# What to work on
Return the listing verbatim, images left out.

# Provided information
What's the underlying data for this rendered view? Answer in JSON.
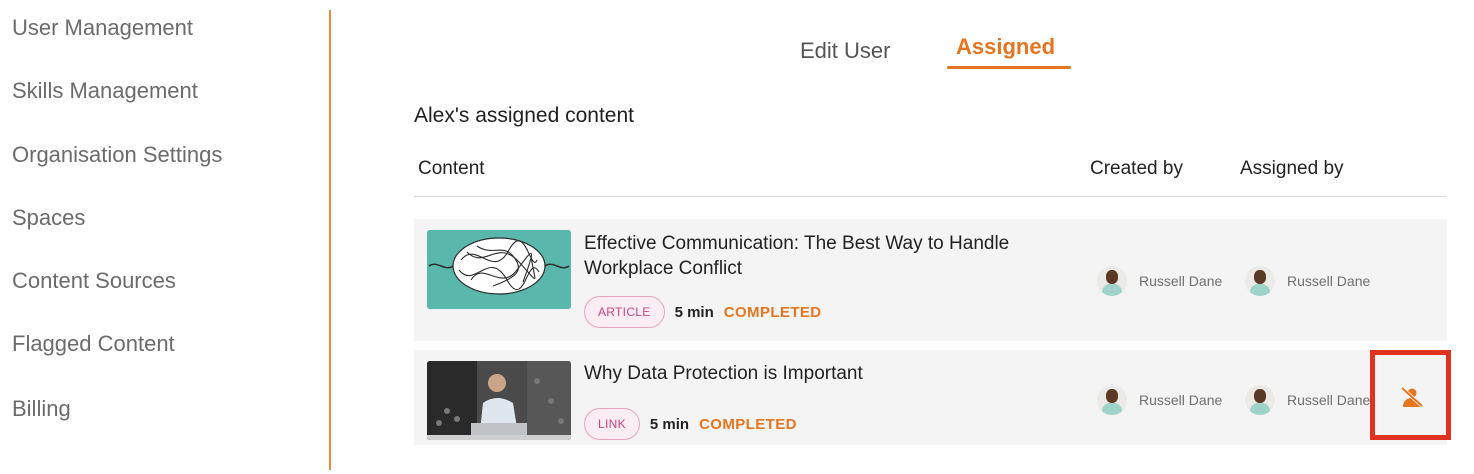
{
  "sidebar": {
    "items": [
      {
        "label": "User Management"
      },
      {
        "label": "Skills Management"
      },
      {
        "label": "Organisation Settings"
      },
      {
        "label": "Spaces"
      },
      {
        "label": "Content Sources"
      },
      {
        "label": "Flagged Content"
      },
      {
        "label": "Billing"
      }
    ]
  },
  "tabs": {
    "edit_user": "Edit User",
    "assigned": "Assigned",
    "active": "Assigned"
  },
  "section": {
    "title": "Alex's assigned content"
  },
  "table": {
    "headers": {
      "content": "Content",
      "created_by": "Created by",
      "assigned_by": "Assigned by"
    },
    "rows": [
      {
        "title": "Effective Communication: The Best Way to Handle Workplace Conflict",
        "type": "ARTICLE",
        "duration": "5 min",
        "status": "COMPLETED",
        "created_by": "Russell Dane",
        "assigned_by": "Russell Dane"
      },
      {
        "title": "Why Data Protection is Important",
        "type": "LINK",
        "duration": "5 min",
        "status": "COMPLETED",
        "created_by": "Russell Dane",
        "assigned_by": "Russell Dane"
      }
    ]
  },
  "icons": {
    "unassign": "unassign-user-icon"
  },
  "colors": {
    "accent": "#e5751e",
    "highlight_box": "#e0331f",
    "pill_text": "#c0487f"
  }
}
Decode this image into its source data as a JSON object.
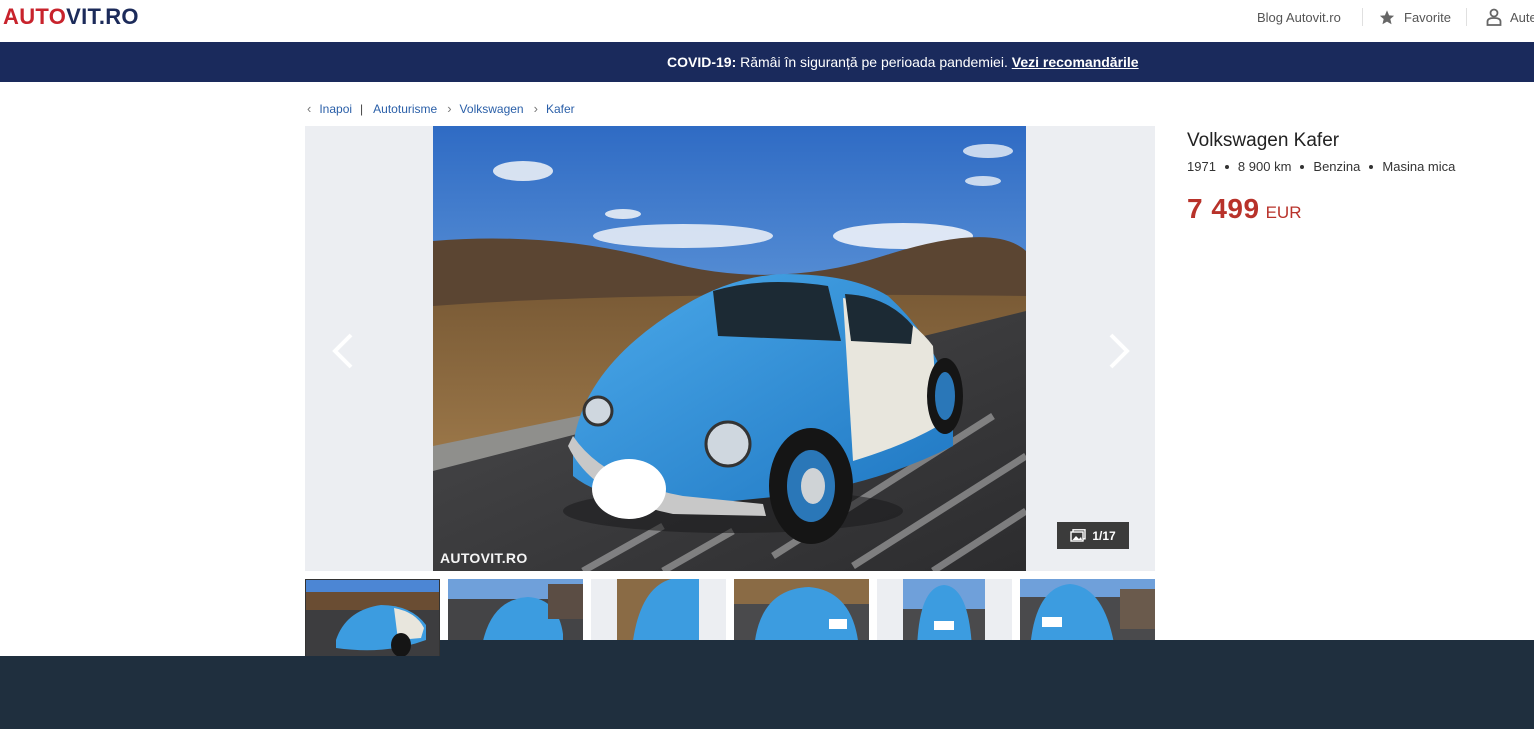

# Result
What's the underlying data for this rendered view? Answer in JSON.
{
  "sidebar": {
    "items": [
      {
        "label": "User Management"
      },
      {
        "label": "Skills Management"
      },
      {
        "label": "Organisation Settings"
      },
      {
        "label": "Spaces"
      },
      {
        "label": "Content Sources"
      },
      {
        "label": "Flagged Content"
      },
      {
        "label": "Billing"
      }
    ]
  },
  "tabs": {
    "edit_user": "Edit User",
    "assigned": "Assigned",
    "active": "Assigned"
  },
  "section": {
    "title": "Alex's assigned content"
  },
  "table": {
    "headers": {
      "content": "Content",
      "created_by": "Created by",
      "assigned_by": "Assigned by"
    },
    "rows": [
      {
        "title": "Effective Communication: The Best Way to Handle Workplace Conflict",
        "type": "ARTICLE",
        "duration": "5 min",
        "status": "COMPLETED",
        "created_by": "Russell Dane",
        "assigned_by": "Russell Dane"
      },
      {
        "title": "Why Data Protection is Important",
        "type": "LINK",
        "duration": "5 min",
        "status": "COMPLETED",
        "created_by": "Russell Dane",
        "assigned_by": "Russell Dane"
      }
    ]
  },
  "icons": {
    "unassign": "unassign-user-icon"
  },
  "colors": {
    "accent": "#e5751e",
    "highlight_box": "#e0331f",
    "pill_text": "#c0487f"
  }
}
Decode this image into its source data as a JSON object.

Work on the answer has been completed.